Please do get in touch for 90 minute workshops and 1:1 coaching bev@nuggetsoflearning.co.uk

Posted in Bite size learning, Decision Making, Goals, Leadership, Management, personal impact, Relationships

Confident selling …

Our ability to sell correlates to our revenue, and yet it is hard to sell especially when in most cases it is yourself.

We must believe in what we are selling and therefore a good starting point is to decide what result the Client will get if they buy your service.  Write down 3 results they will get if they buy from you:-

nuggets example:-

  1. By attending a nugget workshop you will think differently about the way you work
  2. You will look at your team with “fresh eyes”
  3. Practical actions from relevant training in a shorter period of time

By focusing on results you are giving them the WIFM factor (Whats in it for me?) and you have created a strategy of being customer centric.

Work out how many people you need to see each month to convert into a sale.  The ratio will be high so make sure you book as many appointments or in my case coffee and catch ups.  It might be 8:1, whatever the number keep a track of your conversion rate as it will help predict your cashflow.

When you get to meet them think of the flow of the conversation:-

  • Build rapport
  • Questioning – understand their world – empathy
  • Reflect what you have heard
  • Give examples
  • Tell them how you can help them…

To build rapport really get to know them and remember the things that they value (holidays, family and health) very rarely is it their job.

Think of 3 key questions to follow the rapport:-

  • What sort of training have you had recently?
  • Who have you worked with before?
  • What outcomes were you looking for from the workshops?

Reflect back answers – using case studies “From what I hear is…we have recently worked with …”

If it is not the right fit, don’t be afraid to walk away, it is not right to sell a Rolls Royce when they were in the market for a Mini.

We can appeal at three levels:-

  1. Aspirational – “other companies are buying our workshops”
  2. Emotional – “you will feel so much better having attended”
  3. Fear of missing out – “we only have three places left on the workshop”

Plan your new business meetings and most importantly enjoy them so that people want to work with you.

bev@nuggetsoflearning.co.uk

 

 

 

Posted in Bite size learning, coaching, Leadership, Management, Relationships

Ask not tell…

If anyone tells you to do anything you want to resist.  Recently some-one told me to do something and I was in a volunteering capacity and I was incredibly resistant.  Asking for help and support always gets a better response.

A potential Client was explaining a team member’s response to attending a team meeting.  The employee had called a colleague and said they would not bother coming back to the office to come to the weekly meeting.  The Manager was obviously irritated and asked the colleague to phone them straight back and tell them they had to attend.

I asked why as the Manager they had not made the call.  They could have asked

“Why do you think that your attendance at the meeting would not add value?”

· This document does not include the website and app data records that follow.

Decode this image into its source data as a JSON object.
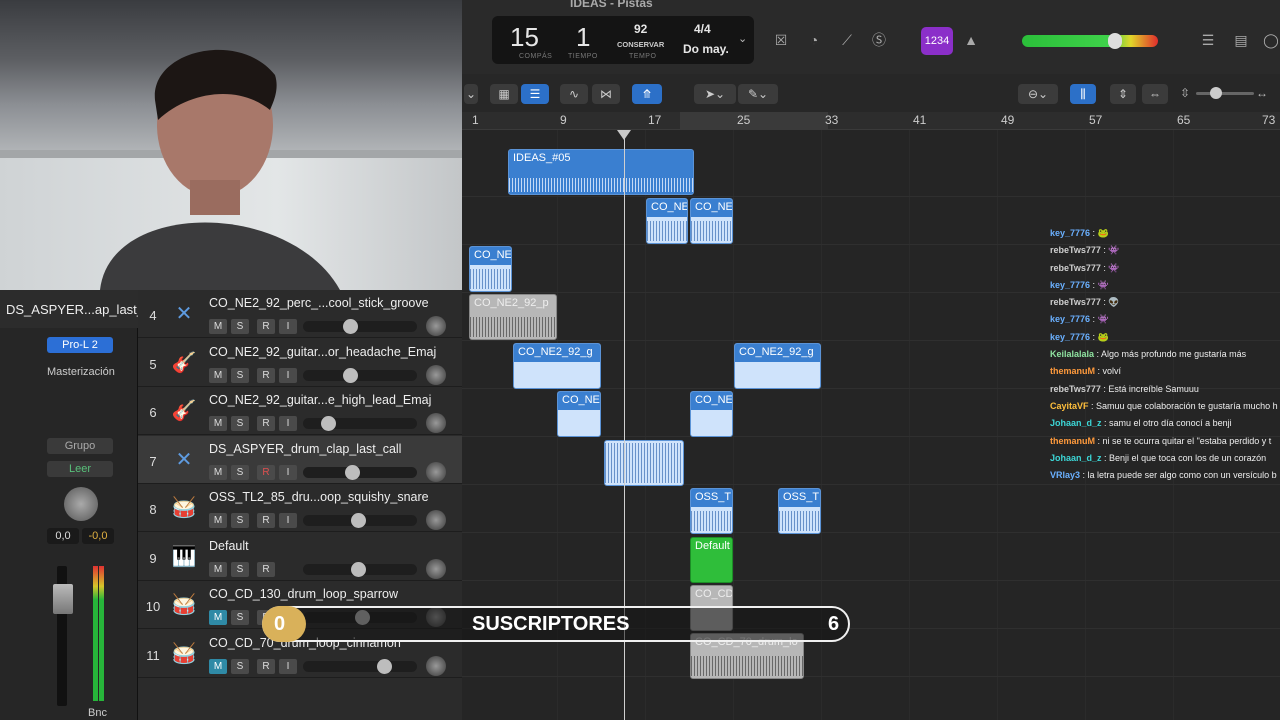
{
  "window": {
    "title": "IDEAS - Pistas"
  },
  "lcd": {
    "bars": "15",
    "beat": "1",
    "bars_label": "COMPÁS",
    "beat_label": "TIEMPO",
    "tempo": "92",
    "tempo_mode": "CONSERVAR",
    "tempo_label": "TEMPO",
    "signature": "4/4",
    "key": "Do may."
  },
  "toolbar": {
    "count_in_label": "1234"
  },
  "ruler": {
    "marks": [
      "1",
      "9",
      "17",
      "25",
      "33",
      "41",
      "49",
      "57",
      "65",
      "73"
    ]
  },
  "inspector": {
    "track_name": "DS_ASPYER...ap_last_call",
    "plugin": "Pro-L 2",
    "mastering_label": "Masterización",
    "group_label": "Grupo",
    "read_label": "Leer",
    "vol_value": "0,0",
    "peak_value": "-0,0",
    "bounce_label": "Bnc"
  },
  "tracks": [
    {
      "num": "4",
      "name": "CO_NE2_92_perc_...cool_stick_groove",
      "icon": "x-icon",
      "m": "M",
      "s": "S",
      "r": "R",
      "i": "I"
    },
    {
      "num": "5",
      "name": "CO_NE2_92_guitar...or_headache_Emaj",
      "icon": "guitar-icon",
      "m": "M",
      "s": "S",
      "r": "R",
      "i": "I"
    },
    {
      "num": "6",
      "name": "CO_NE2_92_guitar...e_high_lead_Emaj",
      "icon": "guitar-icon",
      "m": "M",
      "s": "S",
      "r": "R",
      "i": "I"
    },
    {
      "num": "7",
      "name": "DS_ASPYER_drum_clap_last_call",
      "icon": "x-icon",
      "m": "M",
      "s": "S",
      "r": "R",
      "i": "I"
    },
    {
      "num": "8",
      "name": "OSS_TL2_85_dru...oop_squishy_snare",
      "icon": "drum-icon",
      "m": "M",
      "s": "S",
      "r": "R",
      "i": "I"
    },
    {
      "num": "9",
      "name": "Default",
      "icon": "keyboard-icon",
      "m": "M",
      "s": "S",
      "r": "R",
      "i": ""
    },
    {
      "num": "10",
      "name": "CO_CD_130_drum_loop_sparrow",
      "icon": "drumkit-icon",
      "m": "M",
      "s": "S",
      "r": "R",
      "i": "I"
    },
    {
      "num": "11",
      "name": "CO_CD_70_drum_loop_cinnamon",
      "icon": "drumkit-icon",
      "m": "M",
      "s": "S",
      "r": "R",
      "i": "I"
    }
  ],
  "regions": [
    {
      "label": "IDEAS_#05",
      "color": "blue"
    },
    {
      "label": "CO_NE",
      "color": "blue"
    },
    {
      "label": "CO_NE",
      "color": "blue"
    },
    {
      "label": "CO_NE",
      "color": "blue"
    },
    {
      "label": "CO_NE2_92_p",
      "color": "gray"
    },
    {
      "label": "CO_NE2_92_g",
      "color": "blue"
    },
    {
      "label": "CO_NE2_92_g",
      "color": "blue"
    },
    {
      "label": "CO_NE",
      "color": "blue"
    },
    {
      "label": "CO_NE",
      "color": "blue"
    },
    {
      "label": "OSS_T",
      "color": "blue"
    },
    {
      "label": "OSS_T",
      "color": "blue"
    },
    {
      "label": "Default",
      "color": "green"
    },
    {
      "label": "CO_CD",
      "color": "gray"
    },
    {
      "label": "CO_CD_70_drum_lo",
      "color": "gray"
    }
  ],
  "chat": [
    {
      "user": "key_7776",
      "text": "🐸",
      "color": "#6ab0ff"
    },
    {
      "user": "rebeTws777",
      "text": "👾",
      "color": "#cfcfcf"
    },
    {
      "user": "rebeTws777",
      "text": "👾",
      "color": "#cfcfcf"
    },
    {
      "user": "key_7776",
      "text": "👾",
      "color": "#6ab0ff"
    },
    {
      "user": "rebeTws777",
      "text": "👽",
      "color": "#cfcfcf"
    },
    {
      "user": "key_7776",
      "text": "👾",
      "color": "#6ab0ff"
    },
    {
      "user": "key_7776",
      "text": "🐸",
      "color": "#6ab0ff"
    },
    {
      "user": "Keilalalala",
      "text": "Algo más profundo me gustaría más",
      "color": "#8fe3a0"
    },
    {
      "user": "themanuM",
      "text": "volví",
      "color": "#ff9a3c"
    },
    {
      "user": "rebeTws777",
      "text": "Está increíble Samuuu",
      "color": "#cfcfcf"
    },
    {
      "user": "CayitaVF",
      "text": "Samuu que colaboración te gustaría mucho h",
      "color": "#ffbf3c"
    },
    {
      "user": "Johaan_d_z",
      "text": "samu el otro día conocí a benji",
      "color": "#3cd6d6"
    },
    {
      "user": "themanuM",
      "text": "ni se te ocurra quitar el \"estaba perdido y t",
      "color": "#ff9a3c"
    },
    {
      "user": "Johaan_d_z",
      "text": "Benji el que toca con los de un corazón",
      "color": "#3cd6d6"
    },
    {
      "user": "VRlay3",
      "text": "la letra puede ser algo como con un versículo b",
      "color": "#6ab0ff"
    }
  ],
  "subscribers": {
    "current": "0",
    "label": "SUSCRIPTORES",
    "goal": "6",
    "fill_fraction": 0
  },
  "colors": {
    "region_blue": "#3a7fd0",
    "region_green": "#2fbe3a",
    "accent_purple": "#8b2fc9",
    "mute_teal": "#2f8aa6"
  }
}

The brain always has to answer a question, and questioning the value they would bring to a meeting is far harder to excuse yourself.

Ask not tell leadership style is much more empowering.  Whenever a team member comes to you with a problem the best approach is to always ask them what they would do first rather than offer out a solution.

Another example is a request for holiday during a busy period, instead of an immediate no, ask how they think the company will survive with their absence.  Asking is all about pushing responsibility and getting the brain to work for itself.

Telling some-one not to be late, will make the serial offender repeat their actions.  Asking them what they think they can do to ensure they are on time, makes them do the thinking.

Ask not tell is more empowering to you as leader and to the recipient.

www.nuggetsoflearning.co.uk